## Task details
Every line below that holds the string "label" should be copied.

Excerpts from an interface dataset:
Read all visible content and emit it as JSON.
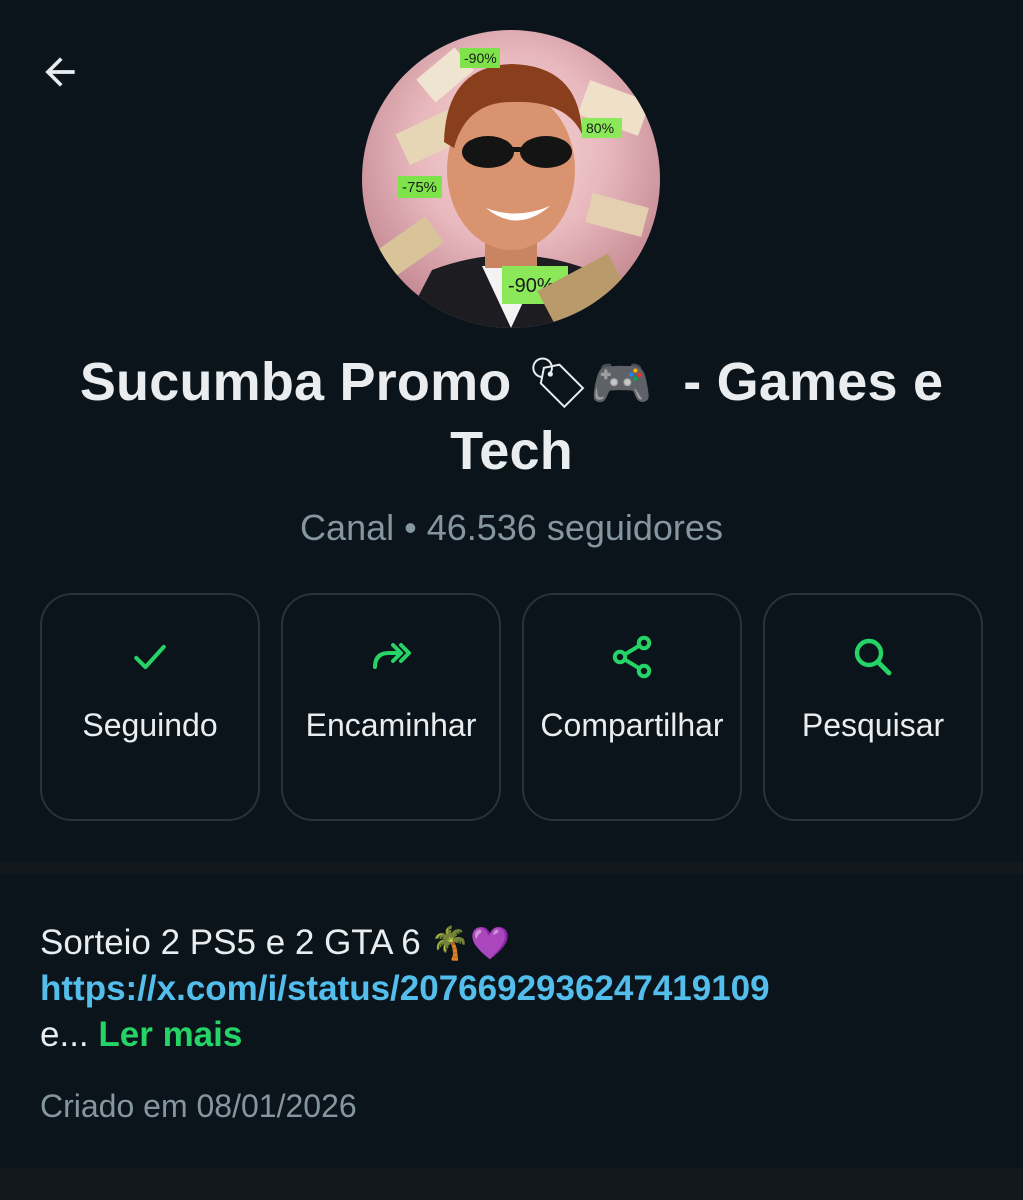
{
  "channel": {
    "name": "Sucumba Promo",
    "name_emoji": "🏷🎮",
    "name_suffix": "- Games e Tech",
    "meta": "Canal • 46.536 seguidores"
  },
  "avatar": {
    "tags": [
      "-90%",
      "80%",
      "-75%",
      "-90%"
    ]
  },
  "actions": [
    {
      "label": "Seguindo",
      "icon": "check-icon"
    },
    {
      "label": "Encaminhar",
      "icon": "forward-icon"
    },
    {
      "label": "Compartilhar",
      "icon": "share-icon"
    },
    {
      "label": "Pesquisar",
      "icon": "search-icon"
    }
  ],
  "description": {
    "text": "Sorteio 2 PS5 e 2 GTA 6",
    "emoji": "🌴💜",
    "link": "https://x.com/i/status/2076692936247419109",
    "truncated": "e...",
    "read_more": "Ler mais"
  },
  "created": "Criado em 08/01/2026",
  "colors": {
    "background": "#0b141a",
    "accent": "#25d366",
    "link": "#53bdeb",
    "muted": "#8696a0",
    "button_border": "#2a3237"
  }
}
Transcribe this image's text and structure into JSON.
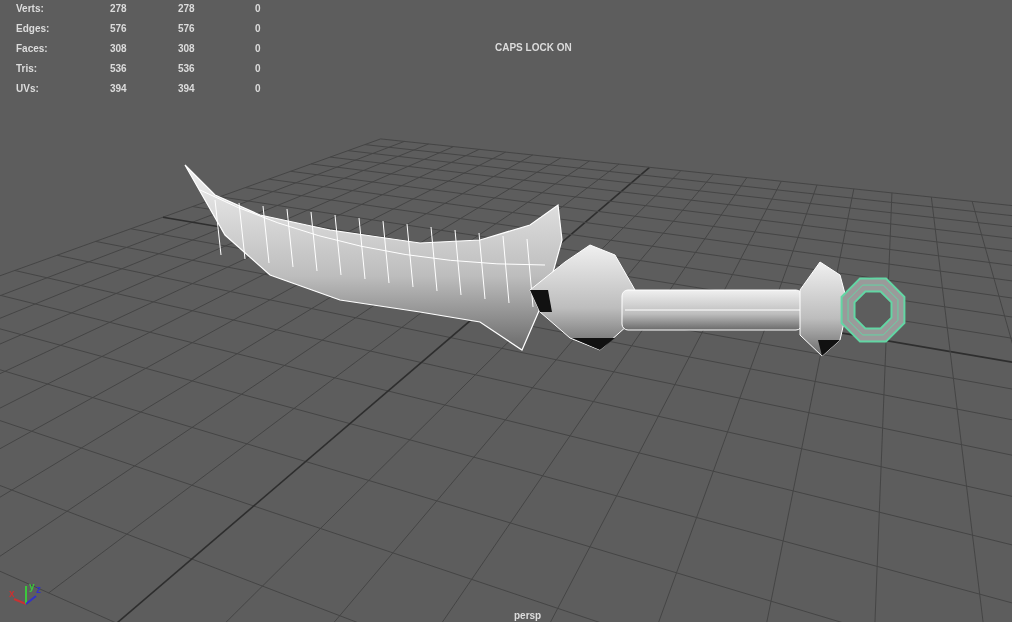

## Exercise response
      "label": "Seguindo",
      "label": "Encaminhar",
      "label": "Compartilhar",
      "label": "Pesquisar",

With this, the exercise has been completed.